I beg you (yes I do!) to get into the habit of writing things down more… without falling into its trap (yes, there is one)…
Writing Things Down To Gain Clarity
One of the first things you need to do when you start on a Life Coaching or Transformation journey is simple yet extremely important: get yourself a notebook and get into the habit of using it to record your goals, write down your thoughts, your progress, the results of your exercises.
Because the simple act of writing down our thoughts forces us to give words to our ideas and feelings. Having to choose the right words to convey our thoughts is going to help focus on what’s important, what’s relevant, what conveys not just the ideas but the feelings we have.
The other extraordinary consequence is that, once our thoughts are committed to paper, they’re no longer just thoughts, no longer just ideas in our head. They’re now there, in black and white, for us to see. We cannot ignore them any longer.
A Life Coaching Journal is the perfect companion on a transformation and personal growth journey.
Writing Things Down To Help You Reflect
If you’ve read some of my Life Coaching articles, you know that I’m a fan of diaries (stress diary, food diary, time diary,…). Because a diary is a true reflection of what we do, it helps pinpoint the source of our issues (unless we lie when we record what we do, that is,… but that wouldn’t be much help now, would it?).
But a notebook can be used for so much more than just a week’s diary.
In a notebook, we can record our failures and reflect on our mistakes and on what we’ve learned from them. It might help us prevent them in the future.
We can record our successes and reflect on the skills we’ve gained, on things we’ve done right. It helps boost our self-confidence.
We can also simply record what’s good about our life. It’s easy to get bogged down in the annoying little problems we’re faced with daily but remembering and writing down what’s great about our life helps us gain perspective on our life. It’s a good way to keep stress at bay.
There are many other ways we can use a journal. We can record our ideas, our discoveries, our dreams, what we read, what we learn, what makes us think, the quotes we like. We can give way to our creative side with an art journal. We can record important moments of our life (a travel, a new experience).
When we said goodbye to the corporate world and moved to the countryside, for us it was a 1 year experiment to try a more modest life. We wanted to capture the experience so we wrote a kind of diary, recording our thoughts, feelings and discoveries every week. The end result is a book that we look back on very fondly. What the end result doesn’t tell you is how much our experience was enriched in the process by taking note of our experience through writing.

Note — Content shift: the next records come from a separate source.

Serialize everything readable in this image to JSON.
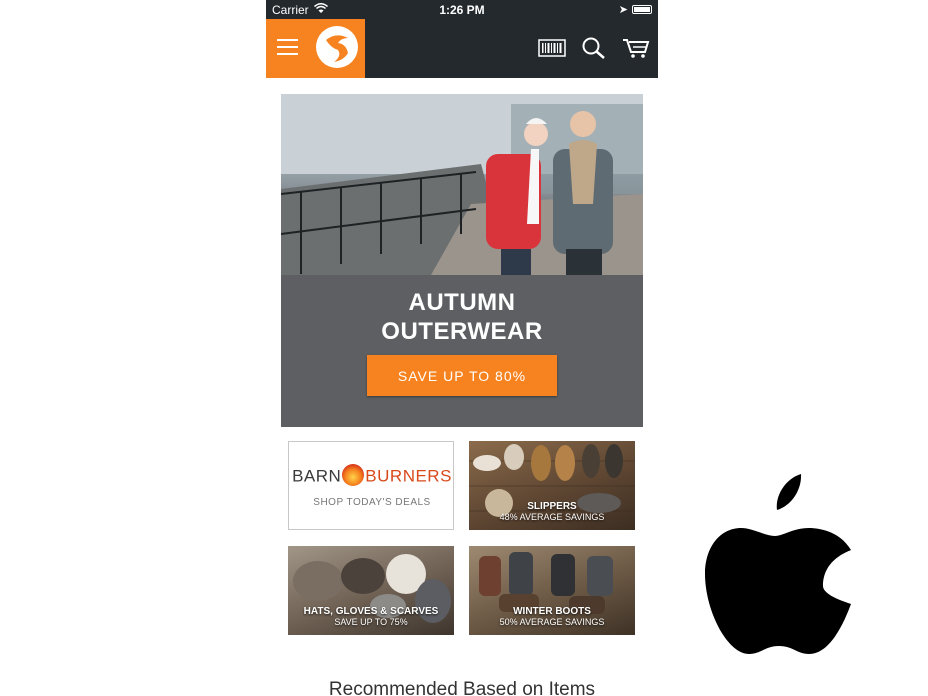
{
  "status_bar": {
    "carrier": "Carrier",
    "time": "1:26 PM"
  },
  "app_bar": {
    "menu_icon": "hamburger-icon",
    "logo_icon": "brand-logo-icon",
    "actions": [
      "barcode-icon",
      "search-icon",
      "cart-icon"
    ]
  },
  "banner": {
    "title_line1": "AUTUMN",
    "title_line2": "OUTERWEAR",
    "button_label": "SAVE UP TO 80%"
  },
  "tiles": [
    {
      "brand_left": "BARN",
      "brand_right": "BURNERS",
      "subtitle": "SHOP TODAY'S DEALS"
    },
    {
      "title": "SLIPPERS",
      "subtitle": "48% AVERAGE SAVINGS"
    },
    {
      "title": "HATS, GLOVES & SCARVES",
      "subtitle": "SAVE UP TO 75%"
    },
    {
      "title": "WINTER BOOTS",
      "subtitle": "50% AVERAGE SAVINGS"
    }
  ],
  "recommended_heading": "Recommended Based on Items",
  "colors": {
    "accent": "#f6831f",
    "bar": "#24292e",
    "banner_panel": "#5d5f62"
  }
}
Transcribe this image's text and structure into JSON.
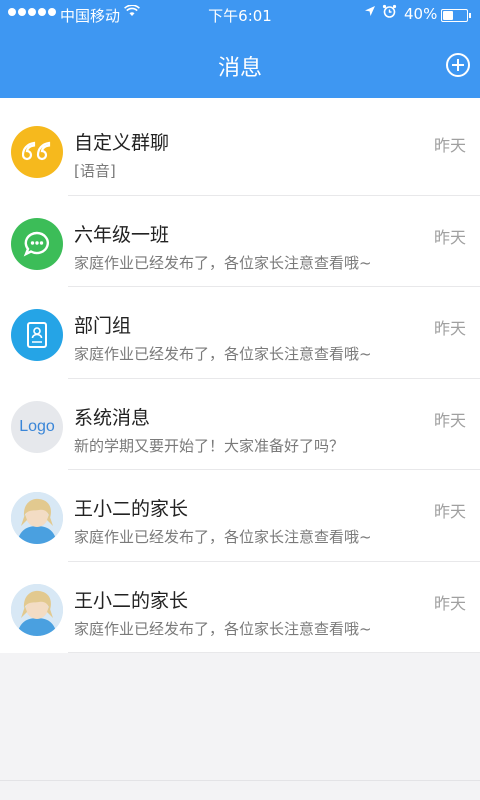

On top of being the perfect companion on our journey, a journal can help us improve our writing, develop our creative side (scrapbook, art journal), develop our ideas. It helps us learn who we are.
when he no longer tries to hide from himself but determines to get acquainted with himself as he really is”
Norman Vincent Peale
Reflect. Don’t Ruminate!
Now we come to the pitfall of journaling: Journaling can have a terrible effect on people prone to brooding on their failures.
I’ll give you an interesting example I’ve just read about. A professor of psychology at the University of Arizona decided to conduct some research to find out just how much recording their feelings can help people going through a divorce. To test it properly, she had another group of people also holding a diary but they were specifically asked not to talk about their feelings.
Can you guess who actually felt better in the end?
Yep, the ones who did not record their feelings and emotions. Although it wasn’t what the professor had set out to prove, it does seem quite logical. If you constantly ruminate past negative experience, you do not learn from your mistakes, you do not forgive and forget, you do not move on.
A top tip if you’re a keen ruminator:
Write down your negative thoughts and emotions on a piece of paper (not your journal), scrunch it up and throw it in the bin. The act of getting rid of that paper will help you get rid of those negative thoughts. Instant mood lifter!
Note: If this describes you in any way, you may also want to check out our article on Limiting Beliefs which shows you how to turn negative self-talk into positive self-belief.
So, there’s plenty to gain from writing things down as long as we don’t ruminate.
Some people like to write every day but you don’t need to. The key thing is to remember to write things down when it really matters to you.
This can either turn into a life long habit or can have a natural lifespan which will be the time of your journey – be it a travel or an emotional, transformation and growth journey.
When you write things down, in whatever form, from time to time, take a moment to read what you’ve written back. Notice how it’s evolved, what makes you smile when you re-read it. Notice how sometimes you might not have been completely truthful or you might have omitted some things. These little ‘mistakes’ will actually give you some clues about yourself.
In many ways though, you will notice just how much writing those things down has helped you.
the things you omit are more important than those you put in”
Simone de Beauvoir